I’m pretty happy with how it turned out!  As I mentioned in my post listing my sewing plans recently, the design is based on an image of the beautiful aprons Four Peas in a Pod makes and sells on Etsy. I went with a different pocket configuration and waistband shaping and set out to make it rectangular but wound up curving the corners last minute due to bulk. It ended up quite similar to the original image but I am certain hers are far better constructed as my baby didn’t allow me the mental space to think through the construction process!

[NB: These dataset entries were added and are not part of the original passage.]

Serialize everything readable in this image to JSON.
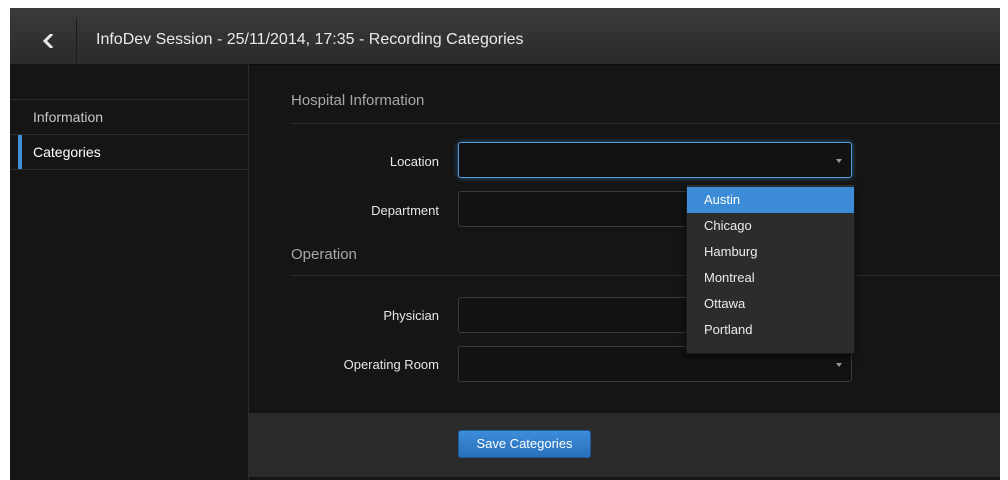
{
  "header": {
    "title": "InfoDev Session - 25/11/2014, 17:35 - Recording Categories",
    "back_icon": "chevron-left-icon"
  },
  "sidebar": {
    "items": [
      {
        "label": "Information",
        "active": false
      },
      {
        "label": "Categories",
        "active": true
      }
    ]
  },
  "sections": {
    "hospital": {
      "title": "Hospital Information",
      "location_label": "Location",
      "location_value": "",
      "department_label": "Department",
      "department_value": ""
    },
    "operation": {
      "title": "Operation",
      "physician_label": "Physician",
      "physician_value": "",
      "operating_room_label": "Operating Room",
      "operating_room_value": ""
    }
  },
  "location_dropdown": {
    "options": [
      "Austin",
      "Chicago",
      "Hamburg",
      "Montreal",
      "Ottawa",
      "Portland"
    ],
    "highlighted": "Austin"
  },
  "footer": {
    "save_label": "Save Categories"
  },
  "colors": {
    "accent": "#3b8bd6",
    "background": "#151515",
    "titlebar": "#2f2f2f"
  }
}
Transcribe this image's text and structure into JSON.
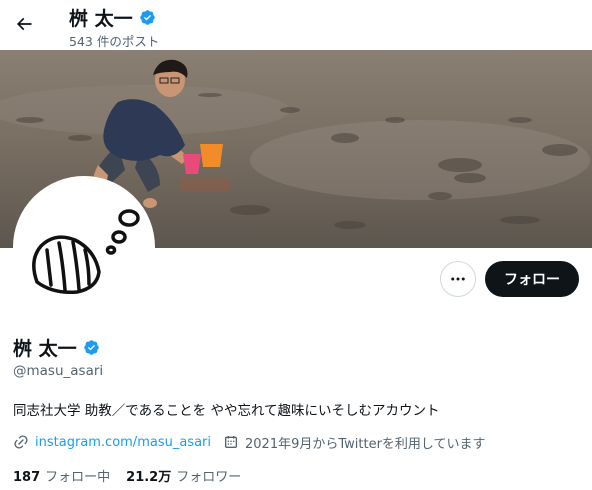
{
  "header": {
    "name": "桝 太一",
    "post_count": "543 件のポスト"
  },
  "profile": {
    "name": "桝 太一",
    "handle": "@masu_asari",
    "bio": "同志社大学 助教／であることを やや忘れて趣味にいそしむアカウント",
    "link": "instagram.com/masu_asari",
    "joined": "2021年9月からTwitterを利用しています"
  },
  "actions": {
    "follow_label": "フォロー"
  },
  "stats": {
    "following_count": "187",
    "following_label": "フォロー中",
    "followers_count": "21.2万",
    "followers_label": "フォロワー"
  },
  "colors": {
    "accent": "#1d9bf0",
    "text": "#0f1419",
    "muted": "#536471",
    "button_dark": "#0f1419"
  }
}
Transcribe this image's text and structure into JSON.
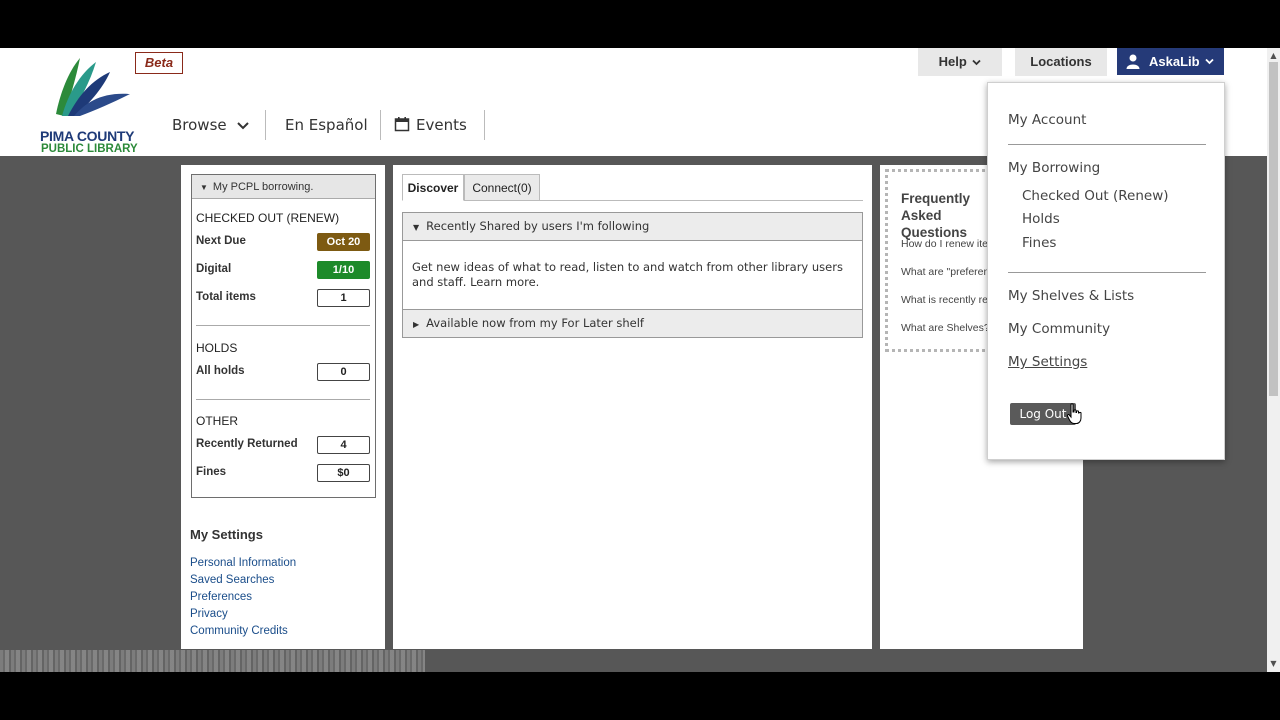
{
  "header": {
    "logo_line1": "PIMA COUNTY",
    "logo_line2": "PUBLIC LIBRARY",
    "beta": "Beta",
    "nav": {
      "browse": "Browse",
      "espanol": "En Español",
      "events": "Events"
    },
    "help": "Help",
    "locations": "Locations",
    "user": "AskaLib"
  },
  "borrowing": {
    "header": "My PCPL borrowing.",
    "checked_out_title": "CHECKED OUT (RENEW)",
    "next_due_label": "Next Due",
    "next_due_value": "Oct 20",
    "digital_label": "Digital",
    "digital_value": "1/10",
    "total_label": "Total items",
    "total_value": "1",
    "holds_title": "HOLDS",
    "all_holds_label": "All holds",
    "all_holds_value": "0",
    "other_title": "OTHER",
    "recently_returned_label": "Recently Returned",
    "recently_returned_value": "4",
    "fines_label": "Fines",
    "fines_value": "$0"
  },
  "settings_panel": {
    "title": "My Settings",
    "links": [
      "Personal Information",
      "Saved Searches",
      "Preferences",
      "Privacy",
      "Community Credits"
    ]
  },
  "main": {
    "tabs": [
      "Discover",
      "Connect(0)"
    ],
    "recently_shared": "Recently Shared by users I'm following",
    "recently_shared_body": "Get new ideas of what to read, listen to and watch from other library users and staff. Learn more.",
    "available_now": "Available now from my For Later shelf"
  },
  "faq": {
    "title": "Frequently Asked Questions",
    "items": [
      "How do I renew items?",
      "What are \"preferences\"?",
      "What is recently returned?",
      "What are Shelves?"
    ]
  },
  "dropdown": {
    "my_account": "My Account",
    "my_borrowing": "My Borrowing",
    "checked_out": "Checked Out (Renew)",
    "holds": "Holds",
    "fines": "Fines",
    "shelves": "My Shelves & Lists",
    "community": "My Community",
    "settings": "My Settings",
    "logout": "Log Out"
  },
  "colors": {
    "brand_navy": "#253a78",
    "due_badge": "#7d5a12",
    "digital_badge": "#1d8a2a"
  }
}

On the bright side, I used close to every scrap of the meter of linen that I bought from my friend’s sewing shop in Courtenay, the Spool Sewing Studio.  It is beautiful linen and should be thick and sturdy enough to stand the test of time (and heavy veggies).  Upon testing the apron for a couple of weeks, I think I might need to beef up my stitching to match the strength of the fabric though.  The point where the pouch attaches to the waistband is a weak one and could benefit from some topstitching before it rips.

I felt a bit like a beginner while working on this project since I have sewn so little in the last seven months…I kept making rookie mistake after rookie mistake (or perhaps that is the sleep deprivation to blame?  Or the fact that I was sewing this in rushed 5-10 minute intervals while a baby complained at me?).  Anyhow, I am thankful to Noah that he allowed me the time to make something and I am thankful that my brain is still functioning well enough that it turned out to be usable and more or less how I imagined!

It has a zippered pocket on the back (originally intended to be on the front lol) which I imagine I can use for things I don’t plan to access often – band-aids will perhaps be useful once Noah is toddling around!.  On the front I did a patch pocket for my phone (pictured above) and the large harvest pocket.  This large pocket features pleats along the bottom and a drawstring along the top so that it can be un-knotted at center front and opened into a massive pouch.  Or the drawstring can stay knotted and veggies or eggs can be tucked into either side.

The waistband is shaped to sit over my upper hips.  The long ties are made to circle around the back and tie in the front so they don’t dangle behind me…perhaps this is tmi but I find garments with sashes that tie in the back to be very annoying as I invariably forget to lift the ties out of the way when I sit down at a toilet leading to a disgusting dip in the toilet bowl…ug!  As a toddler I would insist that the ribbon sashes on my fancy dresses were tied at the front so that I could always see the pretty bow.  My reasoning for tying at the front is far less whimsical now!

Well, there you have it, in addition to dreaming about sewing during Me Made May, I managed to actually create one of my day dreams!  I’d call that a step in the right direction!  Maybe I’ll work on those Burnside Bibs next…